* _Your objective_: Your answer must consist of the records exactly as given, with no pictures included.

* _Records for this exercise_:
= Beginning of Section =

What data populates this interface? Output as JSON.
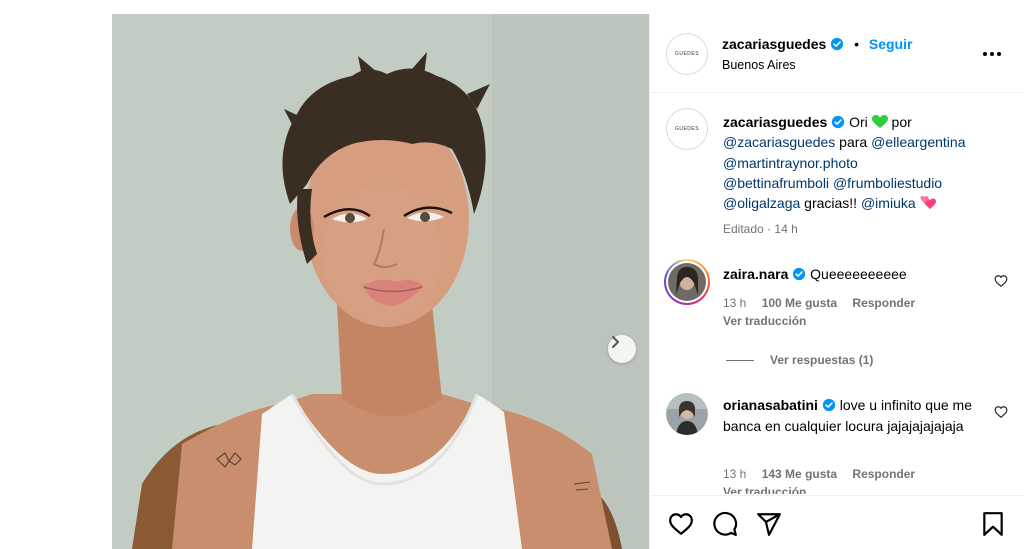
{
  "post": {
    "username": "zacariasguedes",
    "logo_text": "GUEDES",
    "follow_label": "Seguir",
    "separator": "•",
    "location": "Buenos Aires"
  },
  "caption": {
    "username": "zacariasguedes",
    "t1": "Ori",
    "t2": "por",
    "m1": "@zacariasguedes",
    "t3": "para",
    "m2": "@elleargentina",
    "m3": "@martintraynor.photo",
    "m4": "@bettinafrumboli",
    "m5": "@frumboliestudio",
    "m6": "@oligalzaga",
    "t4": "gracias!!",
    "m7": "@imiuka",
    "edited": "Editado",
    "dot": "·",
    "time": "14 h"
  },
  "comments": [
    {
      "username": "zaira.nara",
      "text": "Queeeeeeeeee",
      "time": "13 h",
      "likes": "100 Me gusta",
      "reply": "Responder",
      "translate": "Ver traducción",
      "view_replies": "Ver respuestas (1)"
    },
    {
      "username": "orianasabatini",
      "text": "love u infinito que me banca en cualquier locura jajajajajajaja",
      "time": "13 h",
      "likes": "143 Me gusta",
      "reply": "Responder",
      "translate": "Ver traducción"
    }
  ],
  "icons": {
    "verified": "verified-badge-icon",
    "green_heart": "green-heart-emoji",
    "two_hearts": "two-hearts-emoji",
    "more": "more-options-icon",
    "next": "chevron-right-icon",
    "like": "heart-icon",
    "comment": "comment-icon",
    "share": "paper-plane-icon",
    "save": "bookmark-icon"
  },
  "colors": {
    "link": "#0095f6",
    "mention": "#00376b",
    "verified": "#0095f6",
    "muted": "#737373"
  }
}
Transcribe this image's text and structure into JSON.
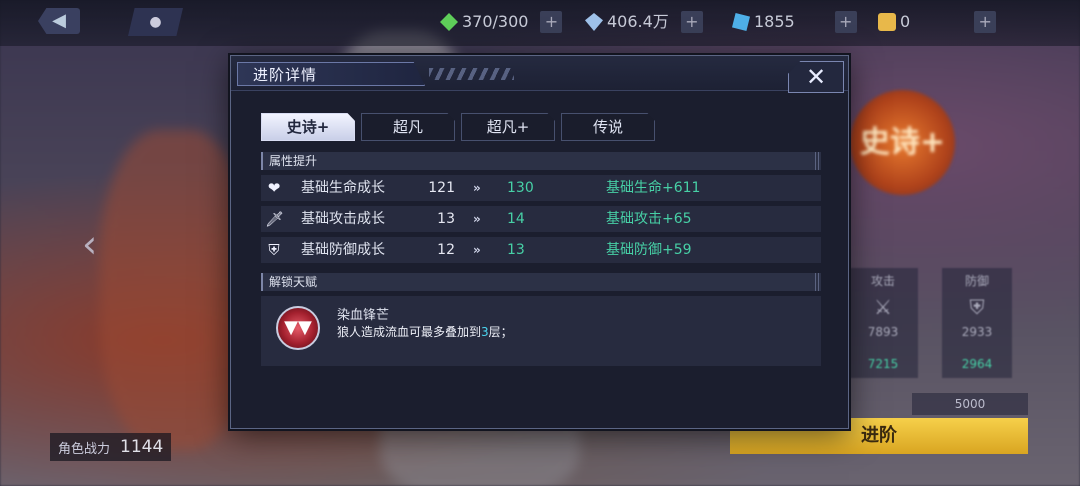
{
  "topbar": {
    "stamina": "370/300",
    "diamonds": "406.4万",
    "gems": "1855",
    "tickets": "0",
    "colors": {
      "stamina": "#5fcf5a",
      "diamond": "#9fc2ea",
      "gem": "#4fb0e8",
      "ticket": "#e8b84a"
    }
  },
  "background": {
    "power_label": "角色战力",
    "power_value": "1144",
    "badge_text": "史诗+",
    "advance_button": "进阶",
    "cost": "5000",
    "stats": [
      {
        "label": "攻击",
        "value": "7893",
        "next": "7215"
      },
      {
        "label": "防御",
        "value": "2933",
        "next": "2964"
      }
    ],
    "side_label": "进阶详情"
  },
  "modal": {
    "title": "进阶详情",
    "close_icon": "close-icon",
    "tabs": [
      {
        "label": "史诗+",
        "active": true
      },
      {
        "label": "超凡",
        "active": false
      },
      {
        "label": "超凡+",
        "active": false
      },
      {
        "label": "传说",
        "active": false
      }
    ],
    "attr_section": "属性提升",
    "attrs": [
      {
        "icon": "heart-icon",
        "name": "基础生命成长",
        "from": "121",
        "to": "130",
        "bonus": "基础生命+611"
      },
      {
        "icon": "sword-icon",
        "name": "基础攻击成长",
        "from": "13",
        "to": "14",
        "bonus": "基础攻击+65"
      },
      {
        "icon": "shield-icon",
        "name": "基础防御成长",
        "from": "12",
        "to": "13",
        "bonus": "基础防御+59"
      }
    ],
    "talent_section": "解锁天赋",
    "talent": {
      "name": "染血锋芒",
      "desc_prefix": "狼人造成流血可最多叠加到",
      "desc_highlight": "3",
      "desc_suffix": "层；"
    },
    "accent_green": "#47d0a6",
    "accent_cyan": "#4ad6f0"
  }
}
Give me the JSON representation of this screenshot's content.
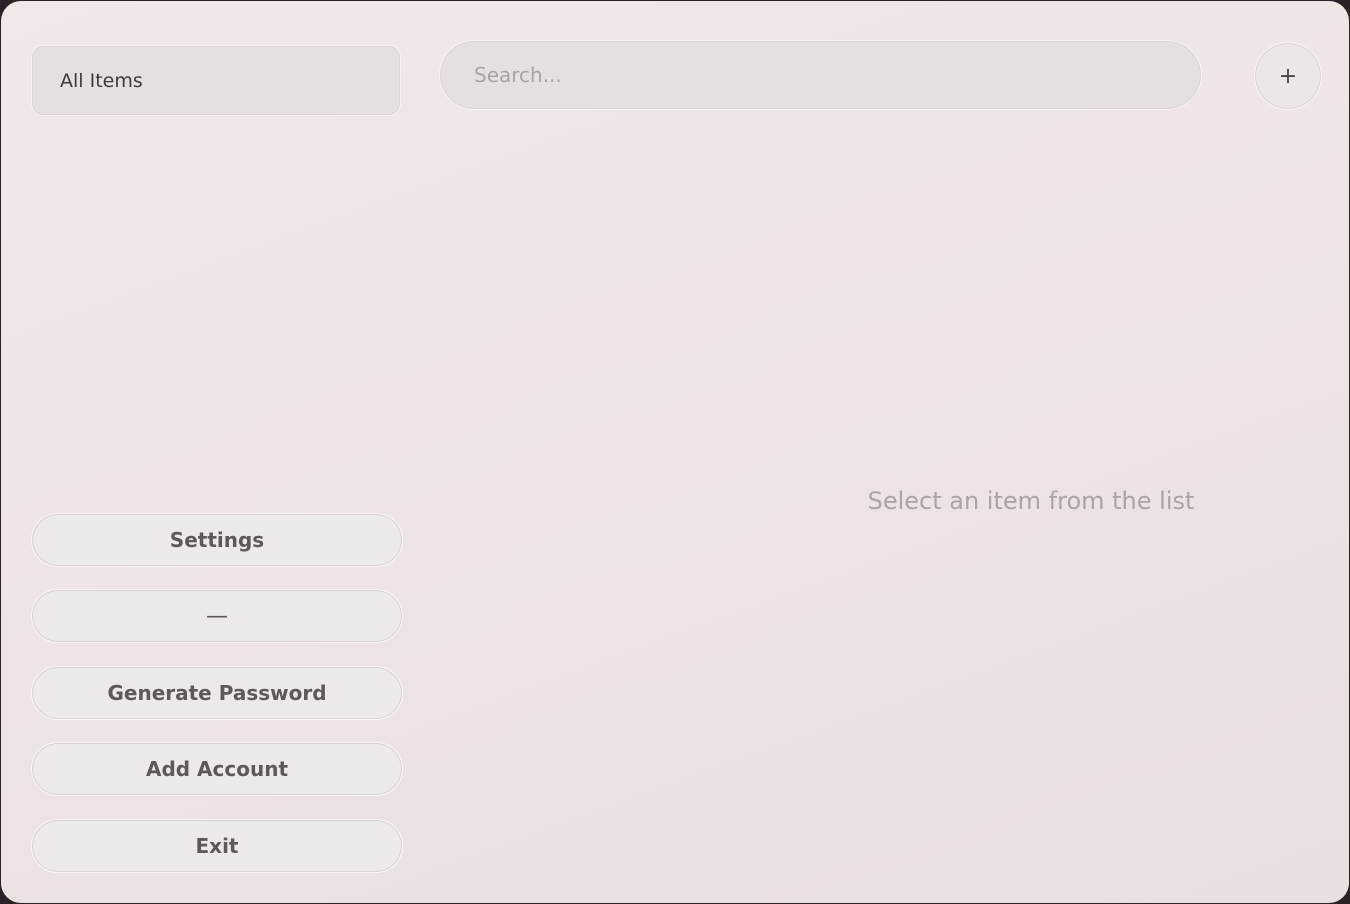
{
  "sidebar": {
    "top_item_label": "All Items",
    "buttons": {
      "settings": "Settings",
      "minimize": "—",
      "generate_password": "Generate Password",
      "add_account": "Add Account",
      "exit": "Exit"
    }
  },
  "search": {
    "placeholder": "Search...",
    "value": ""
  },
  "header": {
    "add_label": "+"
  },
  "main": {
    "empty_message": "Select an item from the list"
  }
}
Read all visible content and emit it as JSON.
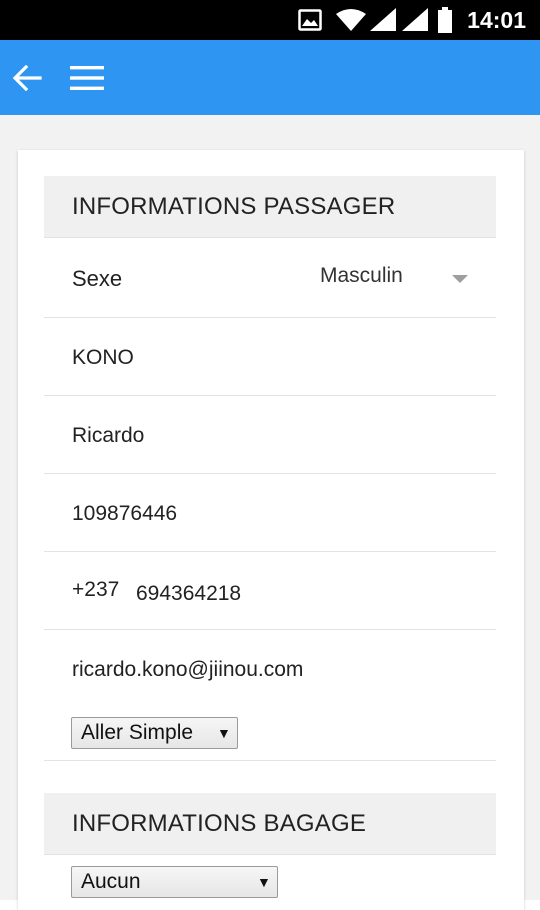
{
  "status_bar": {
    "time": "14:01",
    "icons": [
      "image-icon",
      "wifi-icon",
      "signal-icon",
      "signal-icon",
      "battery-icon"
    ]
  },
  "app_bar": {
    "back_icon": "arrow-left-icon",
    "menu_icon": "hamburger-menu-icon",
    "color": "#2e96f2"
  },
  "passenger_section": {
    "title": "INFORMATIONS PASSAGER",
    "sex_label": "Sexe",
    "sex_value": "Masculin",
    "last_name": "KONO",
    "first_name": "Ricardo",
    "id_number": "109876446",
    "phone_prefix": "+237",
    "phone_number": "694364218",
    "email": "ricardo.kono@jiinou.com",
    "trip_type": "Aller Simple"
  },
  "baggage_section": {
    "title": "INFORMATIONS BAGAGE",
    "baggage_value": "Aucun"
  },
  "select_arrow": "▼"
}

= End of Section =

* _Solution to the problem_:
What data populates this interface? Output as JSON.
{
  "post": {
    "username": "zacariasguedes",
    "logo_text": "GUEDES",
    "follow_label": "Seguir",
    "separator": "•",
    "location": "Buenos Aires"
  },
  "caption": {
    "username": "zacariasguedes",
    "t1": "Ori",
    "t2": "por",
    "m1": "@zacariasguedes",
    "t3": "para",
    "m2": "@elleargentina",
    "m3": "@martintraynor.photo",
    "m4": "@bettinafrumboli",
    "m5": "@frumboliestudio",
    "m6": "@oligalzaga",
    "t4": "gracias!!",
    "m7": "@imiuka",
    "edited": "Editado",
    "dot": "·",
    "time": "14 h"
  },
  "comments": [
    {
      "username": "zaira.nara",
      "text": "Queeeeeeeeee",
      "time": "13 h",
      "likes": "100 Me gusta",
      "reply": "Responder",
      "translate": "Ver traducción",
      "view_replies": "Ver respuestas (1)"
    },
    {
      "username": "orianasabatini",
      "text": "love u infinito que me banca en cualquier locura jajajajajajaja",
      "time": "13 h",
      "likes": "143 Me gusta",
      "reply": "Responder",
      "translate": "Ver traducción"
    }
  ],
  "icons": {
    "verified": "verified-badge-icon",
    "green_heart": "green-heart-emoji",
    "two_hearts": "two-hearts-emoji",
    "more": "more-options-icon",
    "next": "chevron-right-icon",
    "like": "heart-icon",
    "comment": "comment-icon",
    "share": "paper-plane-icon",
    "save": "bookmark-icon"
  },
  "colors": {
    "link": "#0095f6",
    "mention": "#00376b",
    "verified": "#0095f6",
    "muted": "#737373"
  }
}
Transcribe this image's text and structure into JSON.
{
  "topbar": {
    "stamina": "370/300",
    "diamonds": "406.4万",
    "gems": "1855",
    "tickets": "0",
    "colors": {
      "stamina": "#5fcf5a",
      "diamond": "#9fc2ea",
      "gem": "#4fb0e8",
      "ticket": "#e8b84a"
    }
  },
  "background": {
    "power_label": "角色战力",
    "power_value": "1144",
    "badge_text": "史诗+",
    "advance_button": "进阶",
    "cost": "5000",
    "stats": [
      {
        "label": "攻击",
        "value": "7893",
        "next": "7215"
      },
      {
        "label": "防御",
        "value": "2933",
        "next": "2964"
      }
    ],
    "side_label": "进阶详情"
  },
  "modal": {
    "title": "进阶详情",
    "close_icon": "close-icon",
    "tabs": [
      {
        "label": "史诗+",
        "active": true
      },
      {
        "label": "超凡",
        "active": false
      },
      {
        "label": "超凡+",
        "active": false
      },
      {
        "label": "传说",
        "active": false
      }
    ],
    "attr_section": "属性提升",
    "attrs": [
      {
        "icon": "heart-icon",
        "name": "基础生命成长",
        "from": "121",
        "to": "130",
        "bonus": "基础生命+611"
      },
      {
        "icon": "sword-icon",
        "name": "基础攻击成长",
        "from": "13",
        "to": "14",
        "bonus": "基础攻击+65"
      },
      {
        "icon": "shield-icon",
        "name": "基础防御成长",
        "from": "12",
        "to": "13",
        "bonus": "基础防御+59"
      }
    ],
    "talent_section": "解锁天赋",
    "talent": {
      "name": "染血锋芒",
      "desc_prefix": "狼人造成流血可最多叠加到",
      "desc_highlight": "3",
      "desc_suffix": "层；"
    },
    "accent_green": "#47d0a6",
    "accent_cyan": "#4ad6f0"
  }
}
Give me the JSON representation of this screenshot's content.
{
  "sidebar": {
    "top_item_label": "All Items",
    "buttons": {
      "settings": "Settings",
      "minimize": "—",
      "generate_password": "Generate Password",
      "add_account": "Add Account",
      "exit": "Exit"
    }
  },
  "search": {
    "placeholder": "Search...",
    "value": ""
  },
  "header": {
    "add_label": "+"
  },
  "main": {
    "empty_message": "Select an item from the list"
  }
}
Read all visible content and emit it as JSON.
{
  "status_bar": {
    "time": "14:01",
    "icons": [
      "image-icon",
      "wifi-icon",
      "signal-icon",
      "signal-icon",
      "battery-icon"
    ]
  },
  "app_bar": {
    "back_icon": "arrow-left-icon",
    "menu_icon": "hamburger-menu-icon",
    "color": "#2e96f2"
  },
  "passenger_section": {
    "title": "INFORMATIONS PASSAGER",
    "sex_label": "Sexe",
    "sex_value": "Masculin",
    "last_name": "KONO",
    "first_name": "Ricardo",
    "id_number": "109876446",
    "phone_prefix": "+237",
    "phone_number": "694364218",
    "email": "ricardo.kono@jiinou.com",
    "trip_type": "Aller Simple"
  },
  "baggage_section": {
    "title": "INFORMATIONS BAGAGE",
    "baggage_value": "Aucun"
  },
  "select_arrow": "▼"
}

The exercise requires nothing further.